* [Exercise details] Your answer must be an exact copy of the records, with no pictures included.

————

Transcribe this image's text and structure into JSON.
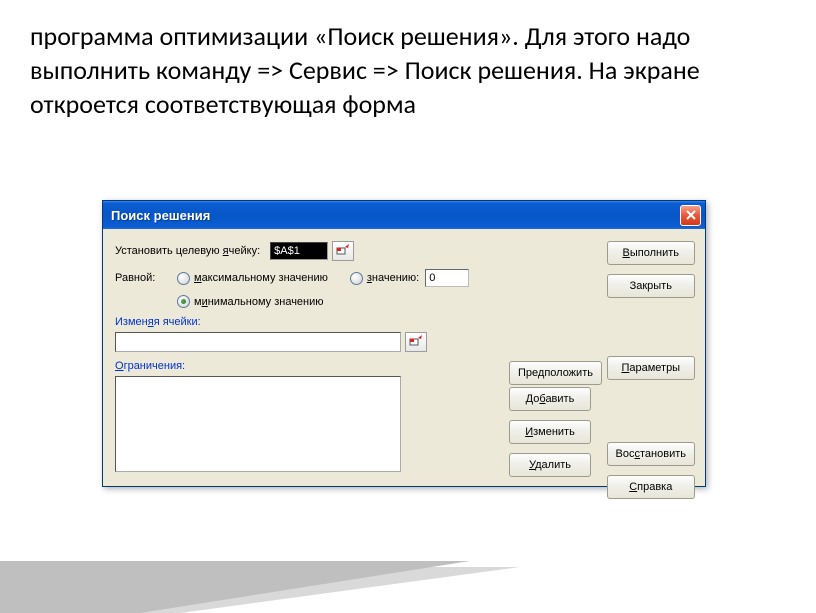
{
  "slide": {
    "text": "  программа оптимизации «Поиск решения». Для этого надо выполнить команду => Сервис => Поиск решения. На экране откроется соответствующая форма"
  },
  "dialog": {
    "title": "Поиск решения",
    "target_label_pre": "Установить целевую ",
    "target_label_u": "я",
    "target_label_post": "чейку:",
    "target_value": "$A$1",
    "equal_label": "Равной:",
    "opt_max_u": "м",
    "opt_max": "аксимальному значению",
    "opt_val_u": "з",
    "opt_val": "начению:",
    "opt_val_input": "0",
    "opt_min": "м",
    "opt_min_u": "и",
    "opt_min_post": "нимальному значению",
    "change_label_pre": "Измен",
    "change_label_u": "я",
    "change_label_post": "я ячейки:",
    "constraints_label_u": "О",
    "constraints_label": "граничения:",
    "btn_guess": "Предположить",
    "btn_add_pre": "До",
    "btn_add_u": "б",
    "btn_add_post": "авить",
    "btn_change_u": "И",
    "btn_change": "зменить",
    "btn_delete_u": "У",
    "btn_delete": "далить",
    "btn_execute_u": "В",
    "btn_execute": "ыполнить",
    "btn_close": "Закрыть",
    "btn_params_u": "П",
    "btn_params": "араметры",
    "btn_restore_pre": "Вос",
    "btn_restore_u": "с",
    "btn_restore_post": "тановить",
    "btn_help_u": "С",
    "btn_help": "правка"
  }
}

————

* [Answer to this task]
Transcribe this image's text and structure into JSON.
{
  "slide": {
    "text": "  программа оптимизации «Поиск решения». Для этого надо выполнить команду => Сервис => Поиск решения. На экране откроется соответствующая форма"
  },
  "dialog": {
    "title": "Поиск решения",
    "target_label_pre": "Установить целевую ",
    "target_label_u": "я",
    "target_label_post": "чейку:",
    "target_value": "$A$1",
    "equal_label": "Равной:",
    "opt_max_u": "м",
    "opt_max": "аксимальному значению",
    "opt_val_u": "з",
    "opt_val": "начению:",
    "opt_val_input": "0",
    "opt_min": "м",
    "opt_min_u": "и",
    "opt_min_post": "нимальному значению",
    "change_label_pre": "Измен",
    "change_label_u": "я",
    "change_label_post": "я ячейки:",
    "constraints_label_u": "О",
    "constraints_label": "граничения:",
    "btn_guess": "Предположить",
    "btn_add_pre": "До",
    "btn_add_u": "б",
    "btn_add_post": "авить",
    "btn_change_u": "И",
    "btn_change": "зменить",
    "btn_delete_u": "У",
    "btn_delete": "далить",
    "btn_execute_u": "В",
    "btn_execute": "ыполнить",
    "btn_close": "Закрыть",
    "btn_params_u": "П",
    "btn_params": "араметры",
    "btn_restore_pre": "Вос",
    "btn_restore_u": "с",
    "btn_restore_post": "тановить",
    "btn_help_u": "С",
    "btn_help": "правка"
  }
}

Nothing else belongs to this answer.